This may come as a shock, but motherhood does tend to cut into one’s reading time. For me, the key to the beauty of podcasts is the portable, easy-to-navigate audio format. It has allowed me to rediscover my love of learning while simultaneously counteracting (or at least masking) my hatred of washing dishes and folding laundry. Now I’m never bored, even when doing mindless chores. It's like my headphones have become this brain-saving portal to a world of micro-communities and interesting people, a crazy underground network of magical tunnels and brilliant connections that you cannot see from the surface.

Then one day the tunnels become rabbit holes, and you find that you are hooked. New shows bubble up all around you. Charismatic hosts, stellar guests, killer interviews! You listen at 2x speed; you cannot get enough. That’s my story at least. 

Although I certainly understand the appeal and popularity of enthralling murder mystery productions, I feed my particular brand of podcast addiction primarily with shows about personal development, marketing and entrepreneurship, health and brain science. And anything with NPR or TED attached. 

But really, it is for YOUR benefit that I am laying my nerd-self bare here, risking sounding podcast-pushy on the off chance that you too might discover the dreamy depths of multi-tasking enrichment living right inside your phone. (Download the Stitcher app already!)

What kinds of things are you crazy curious about? What subjects make you want to go deep? Revisionist history? Southern fried true crime? Barstool politics? Sales funnel hackathons? Ragged antique phonograph recordings? Chameleon breeding? There's a podcast for that! (All of those. Not kidding.)

The exact thing that makes you feel like a weirdo among your friends could help you find your pod with your earbuds. Even if you’re not looking for a tribe or a guru, your mind will likely get a buzz just from scratching your oddest itch. 
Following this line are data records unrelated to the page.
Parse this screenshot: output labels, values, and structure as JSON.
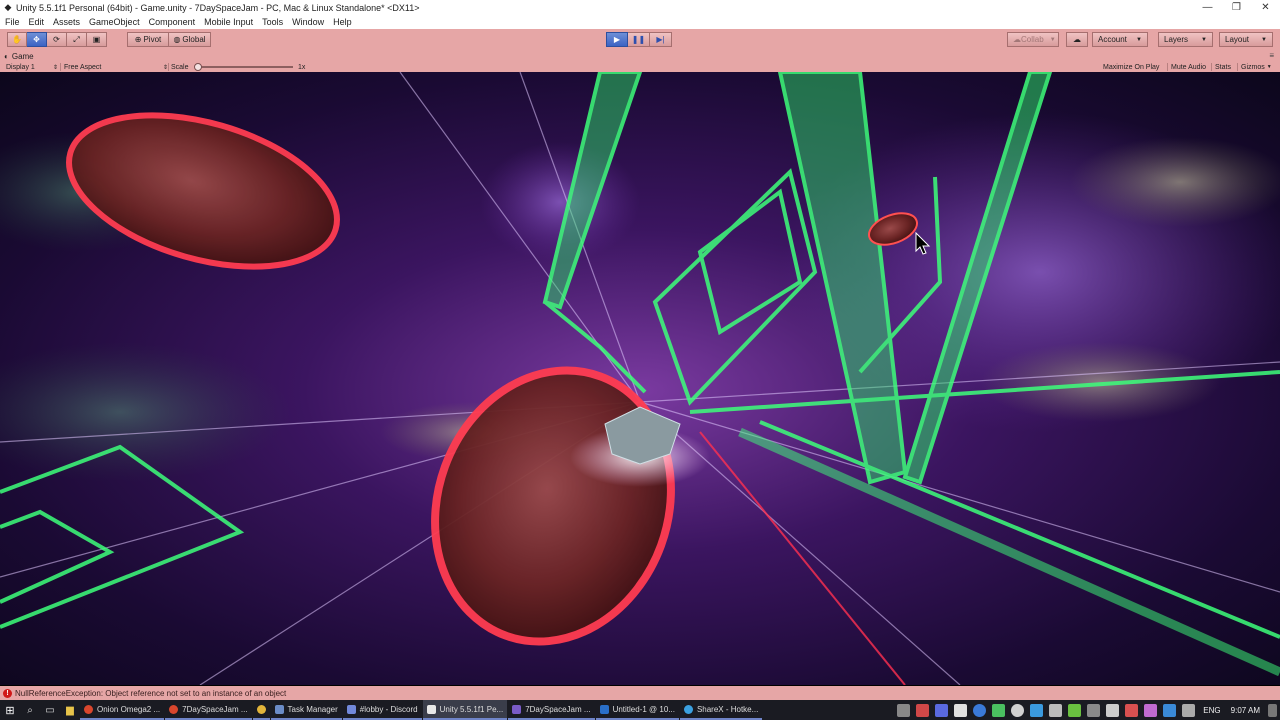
{
  "window": {
    "title": "Unity 5.5.1f1 Personal (64bit) - Game.unity - 7DaySpaceJam - PC, Mac & Linux Standalone* <DX11>",
    "controls": [
      "minimize",
      "restore",
      "close"
    ]
  },
  "menu": [
    "File",
    "Edit",
    "Assets",
    "GameObject",
    "Component",
    "Mobile Input",
    "Tools",
    "Window",
    "Help"
  ],
  "toolbar": {
    "transform_tools": [
      {
        "icon": "hand-icon"
      },
      {
        "icon": "move-icon"
      },
      {
        "icon": "rotate-icon"
      },
      {
        "icon": "scale-icon"
      },
      {
        "icon": "rect-icon"
      }
    ],
    "pivot_label": "Pivot",
    "global_label": "Global",
    "play_controls": [
      {
        "icon": "play-icon",
        "active": true
      },
      {
        "icon": "pause-icon",
        "active": false
      },
      {
        "icon": "step-icon",
        "active": false
      }
    ],
    "collab_label": "Collab",
    "account_label": "Account",
    "layers_label": "Layers",
    "layout_label": "Layout"
  },
  "game_tab": {
    "label": "Game",
    "display": "Display 1",
    "aspect": "Free Aspect",
    "scale_label": "Scale",
    "scale_value": "1x",
    "scale_level": 0.0,
    "buttons": [
      "Maximize On Play",
      "Mute Audio",
      "Stats",
      "Gizmos"
    ]
  },
  "status": {
    "message": "NullReferenceException: Object reference not set to an instance of an object"
  },
  "taskbar": {
    "apps": [
      {
        "label": "Onion Omega2 ...",
        "color": "#d9462d",
        "active": false
      },
      {
        "label": "7DaySpaceJam ...",
        "color": "#d9462d",
        "active": false
      },
      {
        "label": "",
        "color": "#e2b43a",
        "active": false
      },
      {
        "label": "Task Manager",
        "color": "#6b8cc7",
        "active": false
      },
      {
        "label": "#lobby - Discord",
        "color": "#7289da",
        "active": false
      },
      {
        "label": "Unity 5.5.1f1 Pe...",
        "color": "#e8e8e8",
        "active": true
      },
      {
        "label": "7DaySpaceJam ...",
        "color": "#7a5bc7",
        "active": false
      },
      {
        "label": "Untitled-1 @ 10...",
        "color": "#2a6fc9",
        "active": false
      },
      {
        "label": "ShareX - Hotke...",
        "color": "#3ba0e0",
        "active": false
      }
    ],
    "language": "ENG",
    "time": "9:07 AM"
  }
}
Disclaimer: If  you’re a friend of mine and you’ve read all the way down to this point, of course I’m not talking about you, Sweets!! x